The IL&FS, Dewan Housing, Zee debt paper fiascoes in the last one year have cast a serious spell of doubt and fragility about the rating agencies. Regulators have sought more information from rating companies on rating qualities, processes, and conflicts of interests.
A credit rating agency is a company that assigns credit ratings, which rate a debtor's ability to pay back debt by making timely principal and interest payments and the likelihood of default.
Credit rating agencies in India do not have a distant past. They came into existence in the second half of the 1980s. As of now, there are six credit rating agencies registered under SEBI namely, CRISIL, ICRA, CARE, Acuité Ratings and Research, Fitch India and Brickwork Ratings.

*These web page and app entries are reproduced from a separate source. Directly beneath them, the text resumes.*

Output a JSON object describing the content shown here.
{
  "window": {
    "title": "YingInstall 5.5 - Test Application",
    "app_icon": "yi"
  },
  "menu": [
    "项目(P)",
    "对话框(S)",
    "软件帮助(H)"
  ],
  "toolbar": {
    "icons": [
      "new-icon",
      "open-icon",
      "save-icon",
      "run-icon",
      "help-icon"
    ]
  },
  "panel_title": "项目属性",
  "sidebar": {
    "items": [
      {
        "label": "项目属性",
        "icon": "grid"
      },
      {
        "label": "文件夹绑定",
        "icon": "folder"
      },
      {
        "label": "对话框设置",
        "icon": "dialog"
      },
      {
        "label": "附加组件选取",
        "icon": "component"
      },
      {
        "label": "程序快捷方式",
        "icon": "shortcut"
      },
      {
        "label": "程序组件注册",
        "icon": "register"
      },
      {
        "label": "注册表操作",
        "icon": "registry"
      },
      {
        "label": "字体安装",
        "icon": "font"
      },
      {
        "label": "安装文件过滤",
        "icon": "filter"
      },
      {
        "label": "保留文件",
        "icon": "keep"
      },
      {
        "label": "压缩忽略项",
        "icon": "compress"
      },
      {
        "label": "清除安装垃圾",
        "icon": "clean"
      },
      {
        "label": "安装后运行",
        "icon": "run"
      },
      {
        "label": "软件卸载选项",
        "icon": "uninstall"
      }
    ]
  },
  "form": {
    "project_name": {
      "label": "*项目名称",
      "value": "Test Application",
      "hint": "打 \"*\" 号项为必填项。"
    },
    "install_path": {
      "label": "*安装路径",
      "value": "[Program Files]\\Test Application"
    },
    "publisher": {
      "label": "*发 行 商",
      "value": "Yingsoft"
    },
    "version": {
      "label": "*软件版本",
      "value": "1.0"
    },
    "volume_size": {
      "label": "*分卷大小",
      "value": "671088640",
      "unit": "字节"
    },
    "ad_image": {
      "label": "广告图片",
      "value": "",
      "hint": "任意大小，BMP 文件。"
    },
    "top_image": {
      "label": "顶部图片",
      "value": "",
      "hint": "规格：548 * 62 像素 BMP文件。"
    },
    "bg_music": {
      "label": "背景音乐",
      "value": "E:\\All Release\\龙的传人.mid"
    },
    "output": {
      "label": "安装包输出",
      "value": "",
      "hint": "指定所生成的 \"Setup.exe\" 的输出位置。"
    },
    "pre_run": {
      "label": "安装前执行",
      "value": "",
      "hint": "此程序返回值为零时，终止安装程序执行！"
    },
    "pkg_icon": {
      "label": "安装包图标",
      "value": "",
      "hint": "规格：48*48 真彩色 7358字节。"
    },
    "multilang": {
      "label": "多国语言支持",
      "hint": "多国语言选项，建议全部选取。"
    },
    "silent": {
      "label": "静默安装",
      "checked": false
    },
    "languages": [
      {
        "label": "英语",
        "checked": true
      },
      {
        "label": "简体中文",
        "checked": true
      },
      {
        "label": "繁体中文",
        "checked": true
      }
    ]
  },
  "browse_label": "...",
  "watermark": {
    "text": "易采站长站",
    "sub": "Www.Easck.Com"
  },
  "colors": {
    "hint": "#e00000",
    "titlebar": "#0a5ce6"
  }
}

Ratings provided by these agencies determine the nature and integrals of the loan. Higher the credit rating, lower is the rate of interest offered to the organisation.
Institutions like mutual funds, insurance, and pension funds are left in lurch with their debt assets suddenly downgraded steeply lead to a fall in value.
In September 2018, CARE downgraded ILFS Non-convertible debentures of Rs 9641.94 crore downgraded from 'AA+' to 'BB'.Debt instruments with 'AA' rating are considered to have a high degree of safety whereas Debt instruments with 'BB" rating are considered to have a moderate risk of default. ILFS
Commercial Paper (CPs) issue aggregating Rs 2,500 crore was steeply downgraded from 'A1+' to 'A4' by CARE.NCD of Dewan downgraded from CARE A to CARE BBB minus in May 2019.
Such sudden rating downgrade action flags the credibility issue of raters and whether they have continuous transparent financial information from the debt issuer.
The entire mutual fund industry and institutions like insurance and pension funds depend on debt ratings for their total debt portfolios. SEBI has been concerned for long as to why mutual funds have no back up in-house rating department for independent vetting of the ratings received from agencies, said a former Deputy General Manager of SEBI who worked in its mutual fund department.
On public fora, whenever called upon to clarify their stands on in-house rating systems, mutual funds are not seen forthcoming with precise replies.
The onslaught of sudden downgrades of rated papers has made mutual funds suffer earlier in Global Liquidity crisis of 2008 when they approached SEBI for non-saleable short term debt papers. That time SEBI stepped in for higher flexibility in debt paper valuations, on a temporary basis, of more than 300 basis points to help reflect the current value of debt holdings for mutual funds, said the ex-SEBI official. Further RBI had to help mutual funds providing a borrowing window of Rs 20,000 crores to help tide over panic redemptions, said the official.
The problem of rating agency credibility and its use by fund managers rubs deeper when one looks at the conflict of interest. Rating agencies are paid by debt issuer corporate like ILFS, Dewan and other corporate for the rating exercise.
There are credible murmurs in the industry that this allows corporate to do rating shopping where the rating mandate goes to the agency giving highest rating. If true, it appears a backstage manipulation of rating.
Buzz is that RBI-SEBI coordination committee has set out to examine whether the rating agency should choose the only subscriber pays model from the issuer-pays model.
It is imperative for rating agencies to address their internal conflicts on their own also. Rating agencies are the conscience keepers of debt issuance quality, if that comes under cloud, the entire debt market asset management is under risk that includes FIIs buying debt, the mutual funds, insurance funds, and pension funds.
Rating agencies are not sales organisations that should have annual targets of how many debt papers were rated in terms of volumes. Rating agencies should rather look at the quality and credibility of their rating judgments that would their subscriber base in the long run.